RECORDS TO PROCESS =>
────────────────
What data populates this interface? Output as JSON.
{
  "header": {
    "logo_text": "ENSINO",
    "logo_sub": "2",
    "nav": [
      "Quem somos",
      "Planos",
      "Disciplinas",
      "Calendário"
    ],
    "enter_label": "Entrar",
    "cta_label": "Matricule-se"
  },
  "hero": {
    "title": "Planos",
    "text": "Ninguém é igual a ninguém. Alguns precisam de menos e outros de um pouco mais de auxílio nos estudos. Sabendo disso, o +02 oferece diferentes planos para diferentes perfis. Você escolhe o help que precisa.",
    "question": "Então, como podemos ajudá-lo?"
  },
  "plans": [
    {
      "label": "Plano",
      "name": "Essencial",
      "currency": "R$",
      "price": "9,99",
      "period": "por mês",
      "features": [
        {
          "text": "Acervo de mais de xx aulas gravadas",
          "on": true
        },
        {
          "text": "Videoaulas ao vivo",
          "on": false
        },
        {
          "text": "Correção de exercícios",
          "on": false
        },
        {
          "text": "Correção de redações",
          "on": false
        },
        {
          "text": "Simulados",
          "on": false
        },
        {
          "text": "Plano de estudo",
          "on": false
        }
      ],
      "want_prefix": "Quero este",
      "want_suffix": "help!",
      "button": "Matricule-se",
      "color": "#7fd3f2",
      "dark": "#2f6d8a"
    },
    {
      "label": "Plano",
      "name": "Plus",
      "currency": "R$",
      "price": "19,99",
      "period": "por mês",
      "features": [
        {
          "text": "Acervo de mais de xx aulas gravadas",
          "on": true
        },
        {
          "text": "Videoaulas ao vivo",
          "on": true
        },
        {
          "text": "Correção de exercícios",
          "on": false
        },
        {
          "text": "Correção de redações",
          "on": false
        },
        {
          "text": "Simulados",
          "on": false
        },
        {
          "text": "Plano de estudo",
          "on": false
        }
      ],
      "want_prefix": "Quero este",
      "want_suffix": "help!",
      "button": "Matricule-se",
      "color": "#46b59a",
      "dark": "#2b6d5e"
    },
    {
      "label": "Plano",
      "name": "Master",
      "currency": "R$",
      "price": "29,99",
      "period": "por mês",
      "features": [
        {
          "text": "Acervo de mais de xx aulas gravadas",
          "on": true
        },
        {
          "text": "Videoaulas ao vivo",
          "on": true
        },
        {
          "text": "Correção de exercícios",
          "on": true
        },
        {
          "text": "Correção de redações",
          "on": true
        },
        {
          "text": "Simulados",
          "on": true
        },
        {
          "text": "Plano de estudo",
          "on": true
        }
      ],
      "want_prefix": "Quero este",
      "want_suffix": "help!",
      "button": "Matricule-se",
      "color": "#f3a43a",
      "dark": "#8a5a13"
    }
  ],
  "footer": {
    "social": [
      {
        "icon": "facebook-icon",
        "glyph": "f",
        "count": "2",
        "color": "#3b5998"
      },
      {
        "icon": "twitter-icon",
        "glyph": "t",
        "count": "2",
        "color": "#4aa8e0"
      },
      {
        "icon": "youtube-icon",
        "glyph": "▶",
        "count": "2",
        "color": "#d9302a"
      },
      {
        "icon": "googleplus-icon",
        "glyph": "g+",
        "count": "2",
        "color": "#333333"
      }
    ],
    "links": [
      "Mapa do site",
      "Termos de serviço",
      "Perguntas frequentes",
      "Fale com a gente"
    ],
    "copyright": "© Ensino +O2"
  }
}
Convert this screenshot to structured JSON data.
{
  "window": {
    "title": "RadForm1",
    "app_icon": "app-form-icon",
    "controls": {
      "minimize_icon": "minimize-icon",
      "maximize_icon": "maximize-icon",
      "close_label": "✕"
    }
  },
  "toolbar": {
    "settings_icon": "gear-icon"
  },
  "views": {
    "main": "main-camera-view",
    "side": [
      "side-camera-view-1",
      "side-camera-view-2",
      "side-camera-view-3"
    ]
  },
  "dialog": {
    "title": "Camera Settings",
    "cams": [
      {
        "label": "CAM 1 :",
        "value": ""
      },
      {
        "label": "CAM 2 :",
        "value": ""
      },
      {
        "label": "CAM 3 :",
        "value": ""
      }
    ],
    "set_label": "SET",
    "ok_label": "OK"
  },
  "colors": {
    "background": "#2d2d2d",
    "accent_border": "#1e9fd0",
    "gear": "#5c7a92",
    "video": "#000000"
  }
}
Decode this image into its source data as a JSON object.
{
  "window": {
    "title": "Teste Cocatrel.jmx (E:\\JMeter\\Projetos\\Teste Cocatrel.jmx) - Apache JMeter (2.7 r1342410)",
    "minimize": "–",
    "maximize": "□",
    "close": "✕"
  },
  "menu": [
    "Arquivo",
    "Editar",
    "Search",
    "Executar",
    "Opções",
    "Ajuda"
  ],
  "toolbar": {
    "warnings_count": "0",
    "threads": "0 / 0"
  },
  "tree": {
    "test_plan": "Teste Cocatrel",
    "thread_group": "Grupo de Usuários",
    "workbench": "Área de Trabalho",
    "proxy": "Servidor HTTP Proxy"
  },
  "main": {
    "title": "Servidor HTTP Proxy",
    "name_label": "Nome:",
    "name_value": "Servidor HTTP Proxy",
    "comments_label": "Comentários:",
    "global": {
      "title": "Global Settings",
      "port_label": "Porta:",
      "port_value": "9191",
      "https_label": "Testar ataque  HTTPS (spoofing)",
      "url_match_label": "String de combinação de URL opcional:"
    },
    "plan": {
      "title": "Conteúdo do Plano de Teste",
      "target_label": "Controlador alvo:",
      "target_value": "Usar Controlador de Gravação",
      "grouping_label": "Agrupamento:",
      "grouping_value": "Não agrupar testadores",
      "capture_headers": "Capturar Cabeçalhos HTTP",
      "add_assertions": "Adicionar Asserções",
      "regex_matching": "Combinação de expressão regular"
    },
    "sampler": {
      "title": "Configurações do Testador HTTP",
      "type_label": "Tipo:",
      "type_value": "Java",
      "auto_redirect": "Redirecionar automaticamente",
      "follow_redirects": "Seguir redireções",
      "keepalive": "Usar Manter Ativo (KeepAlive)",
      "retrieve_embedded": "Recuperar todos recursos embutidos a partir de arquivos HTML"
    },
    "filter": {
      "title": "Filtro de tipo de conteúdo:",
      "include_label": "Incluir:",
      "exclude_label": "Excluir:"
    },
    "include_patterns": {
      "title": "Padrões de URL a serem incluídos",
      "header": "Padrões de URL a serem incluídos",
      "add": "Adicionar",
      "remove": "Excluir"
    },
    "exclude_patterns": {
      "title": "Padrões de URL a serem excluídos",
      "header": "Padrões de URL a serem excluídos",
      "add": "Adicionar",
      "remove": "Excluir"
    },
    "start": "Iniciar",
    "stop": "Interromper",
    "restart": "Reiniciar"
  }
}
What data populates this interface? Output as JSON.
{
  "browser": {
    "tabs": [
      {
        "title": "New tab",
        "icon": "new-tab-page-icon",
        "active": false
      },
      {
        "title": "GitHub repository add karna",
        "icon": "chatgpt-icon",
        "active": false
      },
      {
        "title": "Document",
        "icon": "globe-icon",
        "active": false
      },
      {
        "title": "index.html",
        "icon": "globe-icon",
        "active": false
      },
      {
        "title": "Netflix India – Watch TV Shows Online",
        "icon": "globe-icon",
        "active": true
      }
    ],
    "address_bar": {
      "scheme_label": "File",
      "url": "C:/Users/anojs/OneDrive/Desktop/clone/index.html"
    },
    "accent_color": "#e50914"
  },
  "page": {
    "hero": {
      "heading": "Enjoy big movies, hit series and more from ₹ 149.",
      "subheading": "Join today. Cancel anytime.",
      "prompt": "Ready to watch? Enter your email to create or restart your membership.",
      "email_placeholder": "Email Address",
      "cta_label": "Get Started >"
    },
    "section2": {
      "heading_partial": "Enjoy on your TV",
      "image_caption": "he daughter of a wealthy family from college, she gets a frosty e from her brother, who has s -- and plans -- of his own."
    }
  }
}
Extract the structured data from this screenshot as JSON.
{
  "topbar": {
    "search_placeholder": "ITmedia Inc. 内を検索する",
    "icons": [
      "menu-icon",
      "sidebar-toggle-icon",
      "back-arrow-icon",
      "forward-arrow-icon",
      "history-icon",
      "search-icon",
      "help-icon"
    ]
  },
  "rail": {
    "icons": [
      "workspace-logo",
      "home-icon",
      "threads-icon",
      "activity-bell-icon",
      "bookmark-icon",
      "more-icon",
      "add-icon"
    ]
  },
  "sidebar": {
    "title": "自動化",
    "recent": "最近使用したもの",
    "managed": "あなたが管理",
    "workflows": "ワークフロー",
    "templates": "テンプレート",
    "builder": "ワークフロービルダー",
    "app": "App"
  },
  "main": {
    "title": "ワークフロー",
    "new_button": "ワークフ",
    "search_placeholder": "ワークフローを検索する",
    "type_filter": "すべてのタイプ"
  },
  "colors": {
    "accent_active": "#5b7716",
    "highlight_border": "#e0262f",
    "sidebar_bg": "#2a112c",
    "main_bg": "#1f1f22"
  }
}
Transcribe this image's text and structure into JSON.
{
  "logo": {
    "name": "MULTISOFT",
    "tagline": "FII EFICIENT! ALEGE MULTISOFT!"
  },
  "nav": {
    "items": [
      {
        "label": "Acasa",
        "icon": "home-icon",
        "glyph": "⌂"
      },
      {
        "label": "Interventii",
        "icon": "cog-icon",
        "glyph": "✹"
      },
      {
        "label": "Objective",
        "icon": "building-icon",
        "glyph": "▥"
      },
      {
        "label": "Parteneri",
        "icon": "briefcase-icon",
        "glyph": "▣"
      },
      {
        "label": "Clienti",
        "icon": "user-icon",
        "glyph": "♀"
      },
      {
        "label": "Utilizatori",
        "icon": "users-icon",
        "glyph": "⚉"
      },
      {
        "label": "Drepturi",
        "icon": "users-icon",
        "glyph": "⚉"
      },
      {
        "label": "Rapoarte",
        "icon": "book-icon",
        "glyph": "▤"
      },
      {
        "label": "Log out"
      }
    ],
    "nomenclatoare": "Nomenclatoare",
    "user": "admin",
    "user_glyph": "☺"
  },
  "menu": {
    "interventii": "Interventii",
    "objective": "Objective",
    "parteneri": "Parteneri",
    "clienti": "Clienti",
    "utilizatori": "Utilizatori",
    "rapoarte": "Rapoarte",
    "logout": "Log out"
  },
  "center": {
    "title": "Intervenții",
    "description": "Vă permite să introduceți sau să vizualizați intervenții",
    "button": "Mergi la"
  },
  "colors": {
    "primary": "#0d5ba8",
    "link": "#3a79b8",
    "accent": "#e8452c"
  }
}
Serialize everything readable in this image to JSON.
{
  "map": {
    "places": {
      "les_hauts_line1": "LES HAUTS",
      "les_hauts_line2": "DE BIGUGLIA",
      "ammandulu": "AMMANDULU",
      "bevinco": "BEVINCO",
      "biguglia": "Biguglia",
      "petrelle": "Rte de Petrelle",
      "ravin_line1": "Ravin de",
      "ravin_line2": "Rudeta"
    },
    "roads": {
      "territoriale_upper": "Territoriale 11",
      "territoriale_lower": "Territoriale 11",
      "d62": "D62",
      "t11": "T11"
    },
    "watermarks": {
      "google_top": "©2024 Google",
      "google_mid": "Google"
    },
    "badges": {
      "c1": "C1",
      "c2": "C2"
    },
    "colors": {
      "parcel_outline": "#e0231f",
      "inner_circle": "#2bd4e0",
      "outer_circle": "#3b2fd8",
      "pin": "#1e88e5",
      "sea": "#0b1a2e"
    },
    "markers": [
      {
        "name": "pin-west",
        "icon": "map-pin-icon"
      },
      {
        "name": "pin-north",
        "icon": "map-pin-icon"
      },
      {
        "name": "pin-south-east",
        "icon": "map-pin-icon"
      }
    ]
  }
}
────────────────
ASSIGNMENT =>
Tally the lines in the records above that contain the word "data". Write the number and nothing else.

TASK RESULT =>
5